Data items
::::
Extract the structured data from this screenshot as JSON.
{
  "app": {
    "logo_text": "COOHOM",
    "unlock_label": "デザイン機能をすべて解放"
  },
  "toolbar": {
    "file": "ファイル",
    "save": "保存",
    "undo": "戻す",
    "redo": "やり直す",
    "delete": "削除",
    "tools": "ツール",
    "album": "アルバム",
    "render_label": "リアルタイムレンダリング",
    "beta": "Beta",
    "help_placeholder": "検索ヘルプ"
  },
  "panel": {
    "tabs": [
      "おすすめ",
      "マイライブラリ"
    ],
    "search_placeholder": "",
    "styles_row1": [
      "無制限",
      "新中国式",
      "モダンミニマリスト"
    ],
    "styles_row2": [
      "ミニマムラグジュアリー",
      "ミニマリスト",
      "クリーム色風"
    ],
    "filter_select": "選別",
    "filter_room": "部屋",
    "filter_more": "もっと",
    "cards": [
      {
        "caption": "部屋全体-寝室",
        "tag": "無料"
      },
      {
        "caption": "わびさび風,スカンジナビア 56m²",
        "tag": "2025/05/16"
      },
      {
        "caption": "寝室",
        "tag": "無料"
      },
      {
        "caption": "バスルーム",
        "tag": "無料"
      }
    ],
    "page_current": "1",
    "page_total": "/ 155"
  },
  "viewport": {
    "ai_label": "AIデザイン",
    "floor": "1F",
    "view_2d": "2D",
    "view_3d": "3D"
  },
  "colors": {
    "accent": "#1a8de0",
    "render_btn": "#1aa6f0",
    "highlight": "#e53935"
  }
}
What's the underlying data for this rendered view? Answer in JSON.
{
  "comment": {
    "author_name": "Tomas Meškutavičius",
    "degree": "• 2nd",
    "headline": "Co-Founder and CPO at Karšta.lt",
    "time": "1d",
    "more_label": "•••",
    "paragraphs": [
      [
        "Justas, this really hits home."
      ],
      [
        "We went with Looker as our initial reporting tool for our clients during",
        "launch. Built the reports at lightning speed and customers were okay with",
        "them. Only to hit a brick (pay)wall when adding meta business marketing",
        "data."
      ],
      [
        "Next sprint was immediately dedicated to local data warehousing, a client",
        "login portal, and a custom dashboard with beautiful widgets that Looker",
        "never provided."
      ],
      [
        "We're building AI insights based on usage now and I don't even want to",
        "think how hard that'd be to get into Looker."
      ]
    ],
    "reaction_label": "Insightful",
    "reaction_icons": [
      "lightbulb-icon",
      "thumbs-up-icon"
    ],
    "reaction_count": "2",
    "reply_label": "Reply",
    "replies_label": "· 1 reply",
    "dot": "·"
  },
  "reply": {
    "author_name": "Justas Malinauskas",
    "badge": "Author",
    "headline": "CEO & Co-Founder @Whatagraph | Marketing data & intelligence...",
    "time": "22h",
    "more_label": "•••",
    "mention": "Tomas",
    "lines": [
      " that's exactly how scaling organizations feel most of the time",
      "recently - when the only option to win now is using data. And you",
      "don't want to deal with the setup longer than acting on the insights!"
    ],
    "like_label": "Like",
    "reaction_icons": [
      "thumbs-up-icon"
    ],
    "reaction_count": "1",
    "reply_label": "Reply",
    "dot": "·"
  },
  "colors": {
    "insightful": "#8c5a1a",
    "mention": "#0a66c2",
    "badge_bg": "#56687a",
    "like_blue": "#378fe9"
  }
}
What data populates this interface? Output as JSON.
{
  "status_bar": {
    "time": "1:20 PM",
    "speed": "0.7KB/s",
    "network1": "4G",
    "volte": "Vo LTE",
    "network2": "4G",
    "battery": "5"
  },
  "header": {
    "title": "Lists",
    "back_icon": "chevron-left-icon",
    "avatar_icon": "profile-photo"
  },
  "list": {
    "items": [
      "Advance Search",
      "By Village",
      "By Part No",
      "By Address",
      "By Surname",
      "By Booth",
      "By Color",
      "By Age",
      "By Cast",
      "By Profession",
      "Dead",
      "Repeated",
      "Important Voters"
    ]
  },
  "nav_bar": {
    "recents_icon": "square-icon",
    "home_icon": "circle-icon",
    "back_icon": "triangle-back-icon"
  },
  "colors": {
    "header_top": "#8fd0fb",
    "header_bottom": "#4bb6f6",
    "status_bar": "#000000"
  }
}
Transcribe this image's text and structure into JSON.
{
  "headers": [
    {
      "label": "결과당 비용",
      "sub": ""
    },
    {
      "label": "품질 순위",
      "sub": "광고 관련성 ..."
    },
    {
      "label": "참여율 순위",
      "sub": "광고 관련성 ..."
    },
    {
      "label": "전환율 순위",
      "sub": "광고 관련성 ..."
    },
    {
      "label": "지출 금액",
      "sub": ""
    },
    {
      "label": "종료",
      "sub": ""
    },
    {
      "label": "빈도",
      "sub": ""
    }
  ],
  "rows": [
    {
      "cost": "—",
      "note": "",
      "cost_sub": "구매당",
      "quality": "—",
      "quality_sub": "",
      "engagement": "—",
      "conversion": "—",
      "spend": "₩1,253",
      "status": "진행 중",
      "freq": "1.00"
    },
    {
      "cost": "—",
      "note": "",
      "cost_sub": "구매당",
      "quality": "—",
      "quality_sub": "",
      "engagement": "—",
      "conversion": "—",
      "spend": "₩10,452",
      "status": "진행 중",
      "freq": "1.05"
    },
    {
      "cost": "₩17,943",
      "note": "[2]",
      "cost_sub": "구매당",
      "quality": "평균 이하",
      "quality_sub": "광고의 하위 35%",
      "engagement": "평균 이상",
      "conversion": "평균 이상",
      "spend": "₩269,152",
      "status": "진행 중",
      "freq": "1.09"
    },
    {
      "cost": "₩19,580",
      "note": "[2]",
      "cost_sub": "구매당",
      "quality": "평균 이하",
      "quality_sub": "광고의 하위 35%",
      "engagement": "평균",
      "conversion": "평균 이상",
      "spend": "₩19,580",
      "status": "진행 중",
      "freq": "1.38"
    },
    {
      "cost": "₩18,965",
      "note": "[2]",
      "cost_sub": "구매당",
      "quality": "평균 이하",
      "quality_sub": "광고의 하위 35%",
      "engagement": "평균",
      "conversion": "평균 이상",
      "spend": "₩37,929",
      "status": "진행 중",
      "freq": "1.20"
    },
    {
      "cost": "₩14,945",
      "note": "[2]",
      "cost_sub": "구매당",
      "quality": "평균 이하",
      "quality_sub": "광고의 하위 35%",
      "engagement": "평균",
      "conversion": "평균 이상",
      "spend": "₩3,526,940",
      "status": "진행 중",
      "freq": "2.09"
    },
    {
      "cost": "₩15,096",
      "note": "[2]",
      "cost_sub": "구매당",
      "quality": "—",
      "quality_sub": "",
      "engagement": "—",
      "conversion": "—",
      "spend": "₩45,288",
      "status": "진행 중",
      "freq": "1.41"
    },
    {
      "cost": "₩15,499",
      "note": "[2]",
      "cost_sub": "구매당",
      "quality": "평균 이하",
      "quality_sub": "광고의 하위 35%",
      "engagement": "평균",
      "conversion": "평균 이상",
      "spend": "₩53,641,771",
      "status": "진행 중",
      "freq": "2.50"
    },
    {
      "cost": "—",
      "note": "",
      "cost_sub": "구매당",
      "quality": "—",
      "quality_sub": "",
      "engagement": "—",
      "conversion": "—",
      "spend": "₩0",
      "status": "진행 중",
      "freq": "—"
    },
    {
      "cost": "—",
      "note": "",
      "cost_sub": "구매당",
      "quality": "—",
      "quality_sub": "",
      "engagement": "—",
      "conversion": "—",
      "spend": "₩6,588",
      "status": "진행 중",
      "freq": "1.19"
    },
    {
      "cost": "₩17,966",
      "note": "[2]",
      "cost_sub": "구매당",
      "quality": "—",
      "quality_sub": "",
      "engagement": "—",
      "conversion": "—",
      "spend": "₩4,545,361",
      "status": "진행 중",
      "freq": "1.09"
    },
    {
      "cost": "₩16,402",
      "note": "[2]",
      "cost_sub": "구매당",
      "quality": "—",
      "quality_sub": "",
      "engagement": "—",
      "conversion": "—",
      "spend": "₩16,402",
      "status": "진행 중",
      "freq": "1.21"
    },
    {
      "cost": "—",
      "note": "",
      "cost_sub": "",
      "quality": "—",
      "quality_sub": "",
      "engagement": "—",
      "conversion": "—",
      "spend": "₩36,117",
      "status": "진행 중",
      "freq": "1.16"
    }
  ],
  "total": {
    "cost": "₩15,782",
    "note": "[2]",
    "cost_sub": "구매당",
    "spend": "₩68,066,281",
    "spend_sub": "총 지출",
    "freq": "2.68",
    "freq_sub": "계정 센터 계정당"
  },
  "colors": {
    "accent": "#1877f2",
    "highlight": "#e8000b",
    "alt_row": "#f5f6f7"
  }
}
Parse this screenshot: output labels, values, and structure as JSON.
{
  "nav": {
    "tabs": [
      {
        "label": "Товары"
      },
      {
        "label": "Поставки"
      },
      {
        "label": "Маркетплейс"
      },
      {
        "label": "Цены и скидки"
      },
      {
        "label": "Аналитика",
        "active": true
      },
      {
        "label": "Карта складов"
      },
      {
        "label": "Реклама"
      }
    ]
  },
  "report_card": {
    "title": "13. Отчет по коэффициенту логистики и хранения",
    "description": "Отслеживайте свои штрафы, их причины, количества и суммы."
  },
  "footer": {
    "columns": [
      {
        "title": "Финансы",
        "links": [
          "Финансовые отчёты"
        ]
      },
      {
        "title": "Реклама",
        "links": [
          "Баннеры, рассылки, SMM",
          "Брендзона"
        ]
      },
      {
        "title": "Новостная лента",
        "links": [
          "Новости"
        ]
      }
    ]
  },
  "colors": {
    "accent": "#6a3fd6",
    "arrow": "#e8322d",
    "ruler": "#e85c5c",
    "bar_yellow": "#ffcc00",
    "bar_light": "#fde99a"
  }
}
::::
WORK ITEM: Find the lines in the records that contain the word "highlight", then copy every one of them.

RESPONSE AREA:
    "highlight": "#e53935"
    "highlight": "#e8000b",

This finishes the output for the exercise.